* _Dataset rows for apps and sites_

>>>

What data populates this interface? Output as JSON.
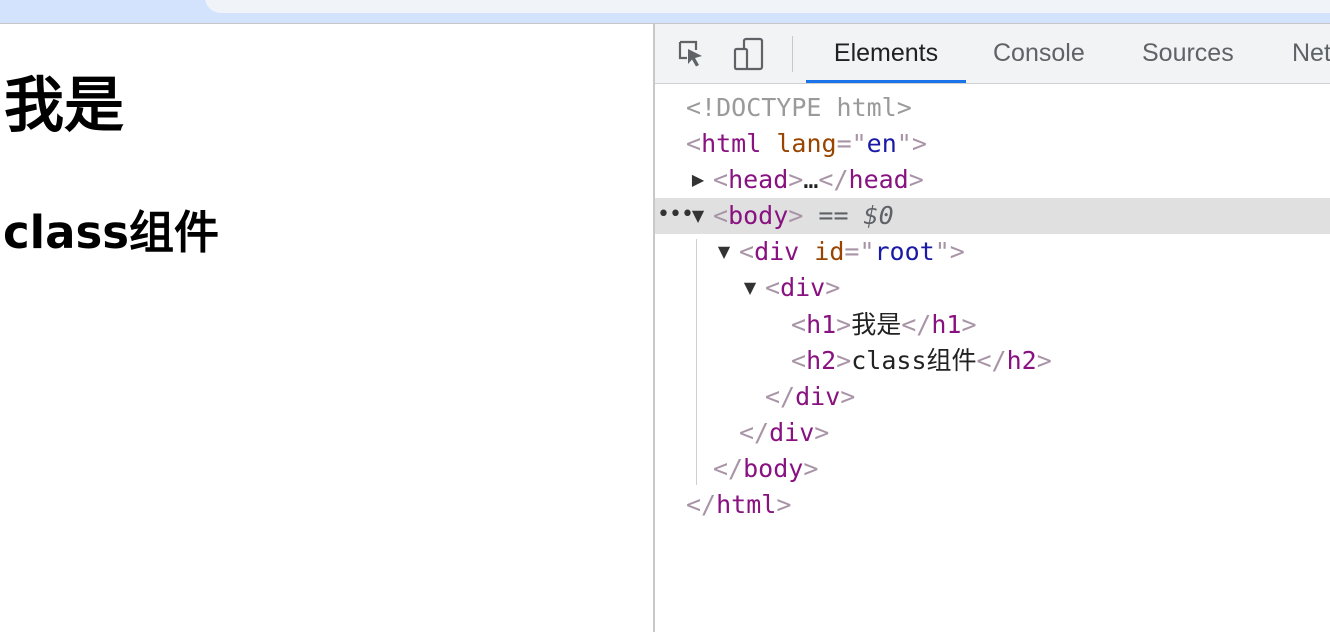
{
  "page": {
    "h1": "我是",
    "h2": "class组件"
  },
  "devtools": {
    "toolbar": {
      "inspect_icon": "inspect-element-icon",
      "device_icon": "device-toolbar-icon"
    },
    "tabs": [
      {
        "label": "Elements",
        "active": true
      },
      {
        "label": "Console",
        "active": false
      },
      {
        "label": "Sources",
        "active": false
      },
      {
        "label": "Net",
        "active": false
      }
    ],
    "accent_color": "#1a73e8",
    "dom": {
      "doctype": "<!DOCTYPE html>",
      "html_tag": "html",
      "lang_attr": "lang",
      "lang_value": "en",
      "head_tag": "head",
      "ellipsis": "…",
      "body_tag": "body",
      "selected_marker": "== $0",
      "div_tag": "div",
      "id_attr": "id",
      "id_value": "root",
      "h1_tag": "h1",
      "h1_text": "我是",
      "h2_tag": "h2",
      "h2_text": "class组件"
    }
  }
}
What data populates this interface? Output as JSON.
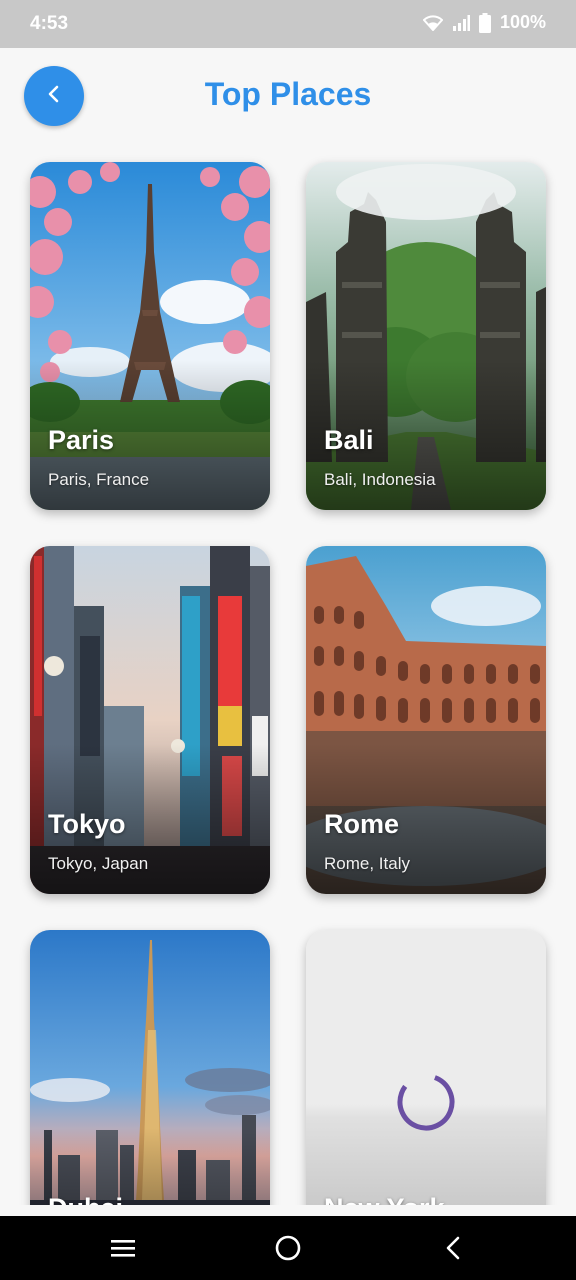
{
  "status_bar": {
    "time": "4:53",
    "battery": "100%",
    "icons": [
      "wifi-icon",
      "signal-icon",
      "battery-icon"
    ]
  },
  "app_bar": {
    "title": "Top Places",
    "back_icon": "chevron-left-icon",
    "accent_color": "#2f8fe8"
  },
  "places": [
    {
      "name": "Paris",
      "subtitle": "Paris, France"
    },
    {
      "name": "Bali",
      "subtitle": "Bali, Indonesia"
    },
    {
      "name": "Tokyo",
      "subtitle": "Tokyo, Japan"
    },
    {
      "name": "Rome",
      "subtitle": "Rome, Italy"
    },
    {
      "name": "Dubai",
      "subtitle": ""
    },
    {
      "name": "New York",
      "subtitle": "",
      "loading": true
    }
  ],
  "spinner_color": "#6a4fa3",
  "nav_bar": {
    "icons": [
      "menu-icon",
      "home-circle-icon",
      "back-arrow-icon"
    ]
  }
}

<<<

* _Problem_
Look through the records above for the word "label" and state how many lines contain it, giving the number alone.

* _Exercise output_
4